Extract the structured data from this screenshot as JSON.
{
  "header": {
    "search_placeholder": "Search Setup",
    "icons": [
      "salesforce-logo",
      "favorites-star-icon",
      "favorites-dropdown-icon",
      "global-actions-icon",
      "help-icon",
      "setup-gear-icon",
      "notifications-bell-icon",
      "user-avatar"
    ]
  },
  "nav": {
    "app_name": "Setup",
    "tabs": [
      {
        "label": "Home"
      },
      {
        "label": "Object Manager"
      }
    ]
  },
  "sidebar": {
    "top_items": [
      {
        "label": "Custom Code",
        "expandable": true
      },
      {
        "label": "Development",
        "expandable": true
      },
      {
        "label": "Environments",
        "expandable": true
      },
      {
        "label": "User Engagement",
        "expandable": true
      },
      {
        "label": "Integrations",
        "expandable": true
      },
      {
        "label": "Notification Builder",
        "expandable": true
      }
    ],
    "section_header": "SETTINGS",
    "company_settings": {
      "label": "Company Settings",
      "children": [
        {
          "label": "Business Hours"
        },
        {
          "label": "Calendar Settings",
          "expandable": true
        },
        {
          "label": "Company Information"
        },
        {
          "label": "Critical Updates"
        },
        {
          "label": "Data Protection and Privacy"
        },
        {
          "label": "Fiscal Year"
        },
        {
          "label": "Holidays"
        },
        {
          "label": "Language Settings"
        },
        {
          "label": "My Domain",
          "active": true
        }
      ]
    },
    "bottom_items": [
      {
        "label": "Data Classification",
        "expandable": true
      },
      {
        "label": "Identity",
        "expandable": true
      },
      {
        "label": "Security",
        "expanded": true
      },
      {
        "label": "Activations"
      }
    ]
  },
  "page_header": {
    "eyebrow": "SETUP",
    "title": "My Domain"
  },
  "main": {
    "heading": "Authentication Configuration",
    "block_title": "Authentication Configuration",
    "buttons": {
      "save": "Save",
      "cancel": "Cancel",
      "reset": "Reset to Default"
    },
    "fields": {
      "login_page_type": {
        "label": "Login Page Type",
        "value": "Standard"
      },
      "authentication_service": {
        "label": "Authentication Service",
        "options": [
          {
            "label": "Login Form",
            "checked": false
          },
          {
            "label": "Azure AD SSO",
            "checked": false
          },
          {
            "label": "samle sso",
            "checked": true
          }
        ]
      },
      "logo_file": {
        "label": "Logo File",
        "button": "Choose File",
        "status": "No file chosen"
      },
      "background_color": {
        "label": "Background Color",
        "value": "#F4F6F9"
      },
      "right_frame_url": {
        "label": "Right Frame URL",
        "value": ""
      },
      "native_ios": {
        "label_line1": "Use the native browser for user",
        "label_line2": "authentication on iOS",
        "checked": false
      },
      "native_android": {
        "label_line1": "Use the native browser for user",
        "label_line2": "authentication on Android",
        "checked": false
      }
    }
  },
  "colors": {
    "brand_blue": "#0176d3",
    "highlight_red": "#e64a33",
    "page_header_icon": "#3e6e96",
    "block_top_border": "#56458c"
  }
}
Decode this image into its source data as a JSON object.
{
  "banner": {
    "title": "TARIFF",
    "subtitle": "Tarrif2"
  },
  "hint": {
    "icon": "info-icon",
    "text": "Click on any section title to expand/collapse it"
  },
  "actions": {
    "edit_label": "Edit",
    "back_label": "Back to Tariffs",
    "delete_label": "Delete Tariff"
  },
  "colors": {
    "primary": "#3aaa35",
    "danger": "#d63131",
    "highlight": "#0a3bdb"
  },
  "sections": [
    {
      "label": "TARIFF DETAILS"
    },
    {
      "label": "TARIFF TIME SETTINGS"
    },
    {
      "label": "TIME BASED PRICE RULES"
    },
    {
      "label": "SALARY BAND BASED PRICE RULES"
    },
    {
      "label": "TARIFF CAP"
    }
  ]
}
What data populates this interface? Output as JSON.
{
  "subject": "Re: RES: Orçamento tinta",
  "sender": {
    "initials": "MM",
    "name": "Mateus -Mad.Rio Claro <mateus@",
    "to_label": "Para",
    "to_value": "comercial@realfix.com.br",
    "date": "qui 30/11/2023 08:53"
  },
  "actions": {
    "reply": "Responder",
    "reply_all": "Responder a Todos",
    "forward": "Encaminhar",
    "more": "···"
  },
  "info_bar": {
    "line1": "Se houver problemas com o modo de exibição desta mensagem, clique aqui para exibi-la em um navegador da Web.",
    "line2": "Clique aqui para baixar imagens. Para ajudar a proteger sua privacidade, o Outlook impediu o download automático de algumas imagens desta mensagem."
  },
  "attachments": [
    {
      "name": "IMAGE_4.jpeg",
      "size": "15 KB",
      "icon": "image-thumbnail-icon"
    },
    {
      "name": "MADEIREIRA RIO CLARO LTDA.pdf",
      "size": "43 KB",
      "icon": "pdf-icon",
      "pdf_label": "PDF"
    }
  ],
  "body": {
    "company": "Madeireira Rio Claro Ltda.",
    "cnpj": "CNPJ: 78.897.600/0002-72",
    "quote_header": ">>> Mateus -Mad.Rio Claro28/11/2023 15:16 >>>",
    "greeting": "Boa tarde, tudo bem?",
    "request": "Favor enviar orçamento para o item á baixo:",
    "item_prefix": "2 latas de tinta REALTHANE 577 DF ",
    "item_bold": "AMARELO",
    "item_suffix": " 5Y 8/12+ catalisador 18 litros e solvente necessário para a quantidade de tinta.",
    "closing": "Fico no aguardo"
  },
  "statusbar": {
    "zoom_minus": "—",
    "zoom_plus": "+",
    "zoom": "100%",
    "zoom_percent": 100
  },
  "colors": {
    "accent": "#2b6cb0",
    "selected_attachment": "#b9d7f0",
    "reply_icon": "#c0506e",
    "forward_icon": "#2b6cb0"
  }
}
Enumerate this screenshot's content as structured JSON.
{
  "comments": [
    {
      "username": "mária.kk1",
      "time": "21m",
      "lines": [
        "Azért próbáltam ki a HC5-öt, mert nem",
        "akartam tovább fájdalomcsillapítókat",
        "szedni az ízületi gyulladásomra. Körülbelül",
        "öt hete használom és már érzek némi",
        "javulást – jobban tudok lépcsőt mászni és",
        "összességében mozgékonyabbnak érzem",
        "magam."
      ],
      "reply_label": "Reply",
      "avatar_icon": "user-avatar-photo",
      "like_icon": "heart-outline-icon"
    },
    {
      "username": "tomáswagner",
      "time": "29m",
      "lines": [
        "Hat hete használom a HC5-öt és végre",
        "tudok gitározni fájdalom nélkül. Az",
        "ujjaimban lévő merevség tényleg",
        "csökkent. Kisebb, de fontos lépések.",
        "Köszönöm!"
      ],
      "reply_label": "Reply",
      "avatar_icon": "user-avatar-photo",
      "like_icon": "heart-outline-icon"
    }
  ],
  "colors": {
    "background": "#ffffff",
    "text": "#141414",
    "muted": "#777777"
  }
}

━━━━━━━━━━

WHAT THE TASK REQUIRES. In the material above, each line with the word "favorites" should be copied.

SOLUTION FOR THIS EXERCISE.
      "favorites-star-icon",
      "favorites-dropdown-icon",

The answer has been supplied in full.